The Publishing Post
The Edge of Glory
As an art form, painted edges of a book have been in existence as early as the 10th century and have taken various forms ranging from vanishing painted edges to the modern day sprayed block of colour. Often thought to be a disappearing art found only on antiquarian books, intricate paintings most certainly remain a rarity. However, the technique has made a comeback in recent years in collectors’ editions with marbling and patterned fore-edge paintings.
The wonderful edition of sprayed edges, also known as ‘spredges’, which once felt primarily like a production luxury, is being much more frequently utilised in recent publications, much to the pleasure of readers everywhere. Reading a sprayed-edge edition feels special, with the extra addition of colour, words and images along the outer book edge adding further detail, symbolism and in some examples, a further extension of a book’s cover. With these creative editions, every inch of the book is an available canvas for design.
A Burning, Girl in the Walls and Devil and the Dark Water are beautiful examples of sprayed edges painted with patterns as a continuity to the cover design emphasising a particular aspect of the illustration representative of the book’s characters.
A Burning by Megha Majumdar
by Bushra Wasty
Published in June, this turbulent tale of three ambitious people in the slums of Kolkata has been given the special edition treatment with a hardback, patterned edge cover being released which will be found exclusively in Waterstones in January 2021. The top and bottom edges have been sprayed black with the fore-edges painted with the same pattern as the front cover giving it a stark contrast.
The cover design features bright colours of fiery orange, marine green/blue and teal flames that brings A Burning and its three different characters to life.

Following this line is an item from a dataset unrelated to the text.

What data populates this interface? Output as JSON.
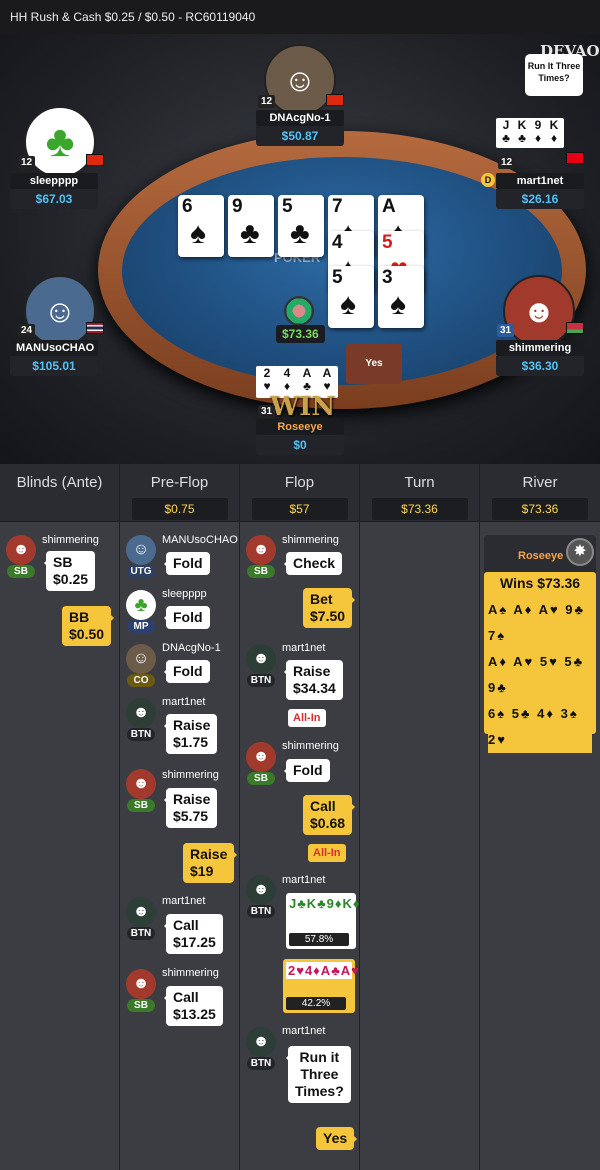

With Kolkata in India as its setting, the vibrant contrasting colours on the cover of A Burning are an implicit nod towards the diversity of the characters and their pasts where one of them is navigating being transgender with aspirations to be a Bollywood star.
Keeping all this in mind, the seamless transition from the fore-edge to the book cover design is pertinent in the way it beautifully brings together the tumult of the plotline of Kolkata going up in flames in the wake of a terror attack and the consequences of the burning ambitions that drive its characters to an inextricably linked fate.

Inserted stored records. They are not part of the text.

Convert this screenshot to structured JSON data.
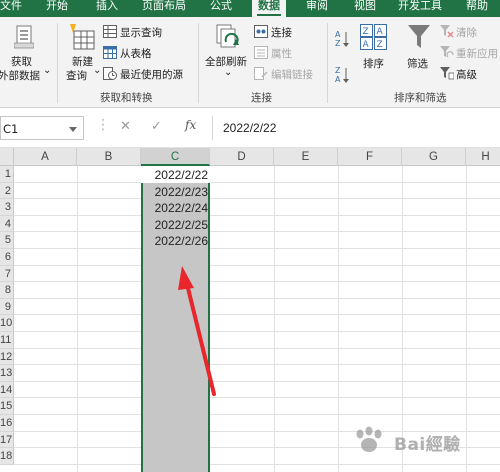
{
  "ribbon_tabs": [
    {
      "label": "文件",
      "active": false
    },
    {
      "label": "开始",
      "active": false
    },
    {
      "label": "插入",
      "active": false
    },
    {
      "label": "页面布局",
      "active": false
    },
    {
      "label": "公式",
      "active": false
    },
    {
      "label": "数据",
      "active": true
    },
    {
      "label": "审阅",
      "active": false
    },
    {
      "label": "视图",
      "active": false
    },
    {
      "label": "开发工具",
      "active": false
    },
    {
      "label": "帮助",
      "active": false
    }
  ],
  "ribbon": {
    "get_transform": {
      "group_label": "获取和转换",
      "get_data": {
        "line1": "获取",
        "line2": "外部数据",
        "caret": "⌄"
      },
      "new_query": {
        "line1": "新建",
        "line2": "查询",
        "caret": "⌄"
      },
      "show_queries": "显示查询",
      "from_table": "从表格",
      "recent_sources": "最近使用的源"
    },
    "connections": {
      "group_label": "连接",
      "refresh_all": {
        "label": "全部刷新",
        "caret": "⌄"
      },
      "connections": "连接",
      "properties": "属性",
      "edit_links": "编辑链接"
    },
    "sort_filter": {
      "group_label": "排序和筛选",
      "sort": "排序",
      "filter": "筛选",
      "clear": "清除",
      "reapply": "重新应用",
      "advanced": "高级"
    }
  },
  "formula_bar": {
    "name_box": "C1",
    "cancel_glyph": "✕",
    "enter_glyph": "✓",
    "fx_label": "fx",
    "formula": "2022/2/22"
  },
  "sheet": {
    "columns": [
      "A",
      "B",
      "C",
      "D",
      "E",
      "F",
      "G",
      "H"
    ],
    "selected_column": "C",
    "row_numbers": [
      "1",
      "2",
      "3",
      "4",
      "5",
      "6",
      "7",
      "8",
      "9",
      "10",
      "11",
      "12",
      "13",
      "14",
      "15",
      "16",
      "17",
      "18"
    ],
    "column_c_values": [
      "2022/2/22",
      "2022/2/23",
      "2022/2/24",
      "2022/2/25",
      "2022/2/26"
    ]
  },
  "colors": {
    "excel_green": "#217346",
    "arrow_red": "#e8262c",
    "selection_gray": "#c6c6c6"
  },
  "watermark": {
    "text": "Bai經驗"
  }
}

Fans of the paperback edition of Megha Majumdar’s novel released earlier this year will want to get their hands on this uniquely designed edition of A Burning with its electrifying cover and fore-edge art as part of a matching pair for their book collection.
Girl In The Walls by A. J. Gnuse
by Bushra Wasty
Girl in the Walls is cleverly portrayed with sinister, gothic undertones which are reflected in the cover and patterned edge design in this highly anticipated special edition release exclusive to Waterstones.
A large, old and eerie mansion takes centre-stage on the cover illustration with antique furniture and a locked door through the arches of the house alluding to the mysterious feel of this novel. The walls are deceptively demure in a soothing blue tone which, if observed a little closely, are patterned with swooping and sitting birds around curved branches in which the shadow of a girl resides.
To match the cover art, the edges of Girl in the Walls have been sprayed in the same blue tone and stencilled with the pattern to emphasise the walls of what is meant to be an inviting family home hiding a dark secret within its depths leading to a thrilling twist.
Lovers of contemporary gothic fiction will be clamouring to proudly display Girl in the Walls on their bookshelves.
The Devil and the Dark Water by Stuart Turton
Edges by Keaton Groves
The Devil and the Dark Water by Stuart Turton, originally published in October, was given the sprayed-edge treatment with two special edition design copies, one exclusive to Waterstones and another to Forbidden Planet. Both offer a further detail of its story to readers contemplating its purchase.
The Waterstones edition shows the artistic approach of lengthening the cover design to include the page edge, with this edition shown mirroring its cover with the same enticing waves that draw you under the depths of its storyline, making your eyes feel as if the waves of this design are not only flowing, but never-ending.
Forbidden Planet takes a darker approach with its design of a contrasting red colour complemented with black devil eyes stenciled against a sinister background. There is unease in this edition, just as there is unease in the darker contents of this book.
Both offer lovely additional details and an extra element of beauty to their editions, and hardcore collectors will be wanting to aquire both stunning designs for their bookshelves.